He credited the federal Affordable Care Act and its expansion of the federal-state Medicaid program, which traditionally has focused on covering poor people, with covering those of somewhat higher incomes.

"But that good news comes with its own consequences," Shumlin added.

Having more people on Medicaid worsens a problem known as the health care cost-shift, Shumlin said. Medicaid pays doctors and other providers less than it costs them to provide services, and they make up for the shortfall by charging more than they otherwise would for services paid for by private insurers. That drives up private insurance premiums, which are sometimes referred to as a hidden tax.

Shumlin vowed once again to try to boost Medicaid reimbursements for providers. An increase enacted last spring was trimmed during a round of budget cutting during the summer.

He acknowledged that raising reimbursements might require new or higher taxes but told reporters to "stay tuned" until his Jan. 15 budget address to find out which taxes those might be.

And Shumlin said even those who now have insurance thanks to the Medicaid expansion told surveyors they still often couldn't afford the cost of care.

The governor reiterated his disappointment that his long-held goal of moving Vermont to universal, publicly funded health coverage can't be achieved soon because of its high costs. He had planned to propose a financing plan for the single-payer system to lawmakers this winter.

But Shumlin said the survey results show progress is being made.

The state's uninsured rate dropped from 6.8 percent to 3.7 percent, the second-lowest rate in the country, the survey found.
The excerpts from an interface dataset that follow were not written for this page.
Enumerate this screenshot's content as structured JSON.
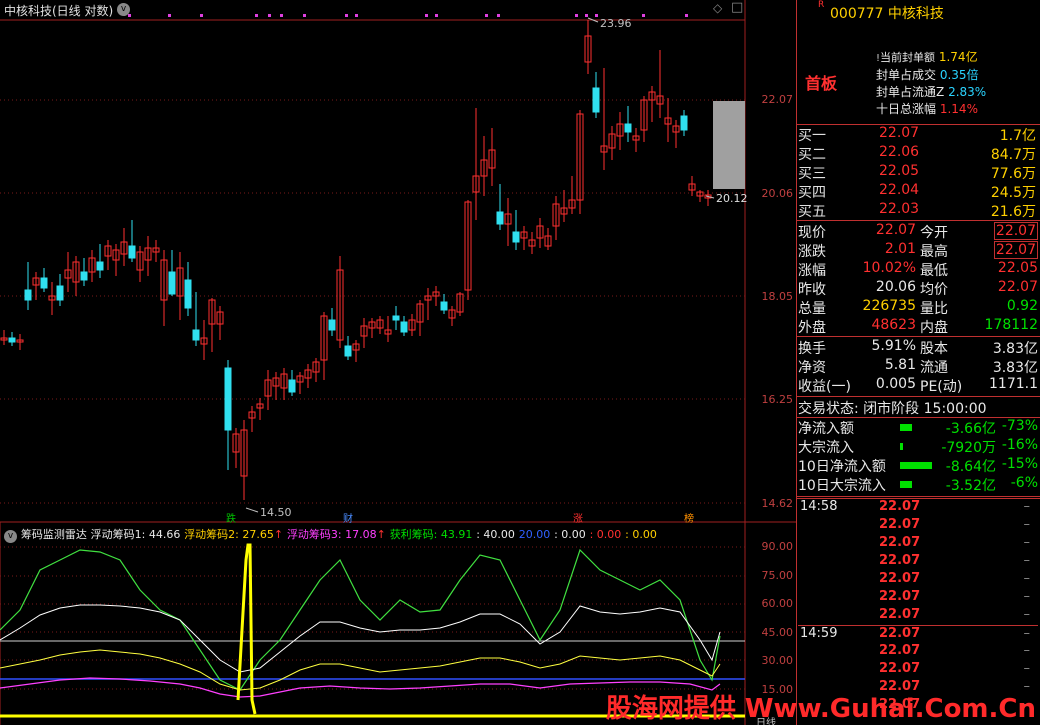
{
  "header": {
    "title": "中核科技(日线 对数)",
    "collapse_glyph": "v",
    "diamond_glyph": "◇",
    "box_glyph": "□"
  },
  "price_axis": [
    "22.07",
    "20.06",
    "18.05",
    "16.25",
    "14.62"
  ],
  "price_annotations": {
    "high": "23.96",
    "low": "14.50",
    "last": "20.12"
  },
  "markers": [
    {
      "label": "跌",
      "color": "#00c000"
    },
    {
      "label": "财",
      "color": "#4a8cff"
    },
    {
      "label": "涨",
      "color": "#ff3030"
    },
    {
      "label": "榜",
      "color": "#ff9000"
    }
  ],
  "indicator": {
    "title": "筹码监测雷达",
    "s1": "浮动筹码1: 44.66",
    "s2": "浮动筹码2: 27.65",
    "s3": "浮动筹码3: 17.08",
    "s4": "获利筹码: 43.91",
    "v1": ": 40.00",
    "v2": "20.00",
    "v3": ": 0.00",
    "v4": ": 0.00",
    "v5": ": 0.00",
    "axis": [
      "90.00",
      "75.00",
      "60.00",
      "45.00",
      "30.00",
      "15.00"
    ],
    "colors": {
      "s1": "#ffffff",
      "s2": "#ffff00",
      "s3": "#ff40ff",
      "s4": "#40e040"
    },
    "bottom_label": "日线"
  },
  "quote": {
    "code": "000777",
    "name": "中核科技",
    "flag": "R",
    "board": "首板",
    "seal_info": [
      {
        "label": "当前封单额",
        "value": "1.74亿",
        "color": "#ffd000"
      },
      {
        "label": "封单占成交",
        "value": "0.35倍",
        "color": "#2ad4ff"
      },
      {
        "label": "封单占流通Z",
        "value": "2.83%",
        "color": "#2ad4ff"
      },
      {
        "label": "十日总涨幅",
        "value": "1.14%",
        "color": "#ff3030"
      }
    ],
    "bids": [
      {
        "label": "买一",
        "price": "22.07",
        "vol": "1.7亿"
      },
      {
        "label": "买二",
        "price": "22.06",
        "vol": "84.7万"
      },
      {
        "label": "买三",
        "price": "22.05",
        "vol": "77.6万"
      },
      {
        "label": "买四",
        "price": "22.04",
        "vol": "24.5万"
      },
      {
        "label": "买五",
        "price": "22.03",
        "vol": "21.6万"
      }
    ],
    "stats": [
      {
        "l1": "现价",
        "v1": "22.07",
        "c1": "#ff3030",
        "l2": "今开",
        "v2": "22.07",
        "c2": "#ff3030",
        "boxed": true
      },
      {
        "l1": "涨跌",
        "v1": "2.01",
        "c1": "#ff3030",
        "l2": "最高",
        "v2": "22.07",
        "c2": "#ff3030",
        "boxed": true
      },
      {
        "l1": "涨幅",
        "v1": "10.02%",
        "c1": "#ff3030",
        "l2": "最低",
        "v2": "22.05",
        "c2": "#ff3030",
        "boxed": false
      },
      {
        "l1": "昨收",
        "v1": "20.06",
        "c1": "#e8e8e8",
        "l2": "均价",
        "v2": "22.07",
        "c2": "#ff3030",
        "boxed": false
      },
      {
        "l1": "总量",
        "v1": "226735",
        "c1": "#ffd000",
        "l2": "量比",
        "v2": "0.92",
        "c2": "#00e000",
        "boxed": false
      },
      {
        "l1": "外盘",
        "v1": "48623",
        "c1": "#ff3030",
        "l2": "内盘",
        "v2": "178112",
        "c2": "#00e000",
        "boxed": false
      }
    ],
    "fund": [
      {
        "l1": "换手",
        "v1": "5.91%",
        "l2": "股本",
        "v2": "3.83亿"
      },
      {
        "l1": "净资",
        "v1": "5.81",
        "l2": "流通",
        "v2": "3.83亿"
      },
      {
        "l1": "收益(一)",
        "v1": "0.005",
        "l2": "PE(动)",
        "v2": "1171.1"
      }
    ],
    "trade_state": {
      "label": "交易状态:",
      "value": "闭市阶段",
      "time": "15:00:00"
    },
    "flows": [
      {
        "label": "净流入额",
        "bar": 0.3,
        "value": "-3.66亿",
        "pct": "-73%"
      },
      {
        "label": "大宗流入",
        "bar": 0.05,
        "value": "-7920万",
        "pct": "-16%"
      },
      {
        "label": "10日净流入额",
        "bar": 0.8,
        "value": "-8.64亿",
        "pct": "-15%"
      },
      {
        "label": "10日大宗流入",
        "bar": 0.3,
        "value": "-3.52亿",
        "pct": "-6%"
      }
    ],
    "ticks": [
      {
        "time": "14:58",
        "price": "22.07"
      },
      {
        "time": "",
        "price": "22.07"
      },
      {
        "time": "",
        "price": "22.07"
      },
      {
        "time": "",
        "price": "22.07"
      },
      {
        "time": "",
        "price": "22.07"
      },
      {
        "time": "",
        "price": "22.07"
      },
      {
        "time": "",
        "price": "22.07"
      },
      {
        "time": "14:59",
        "price": "22.07"
      },
      {
        "time": "",
        "price": "22.07"
      },
      {
        "time": "",
        "price": "22.07"
      },
      {
        "time": "",
        "price": "22.07"
      },
      {
        "time": "",
        "price": "22.07"
      }
    ]
  },
  "watermark": "股海网提供 Www.Guhai.Com.Cn"
}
Only 1 percent of Vermont children younger than 18 are not covered, the lowest rate in the country.

The telephone survey by the firm Market Decisions was conducted from August to December with 4,052 randomly selected households questioned by landline and cellphone.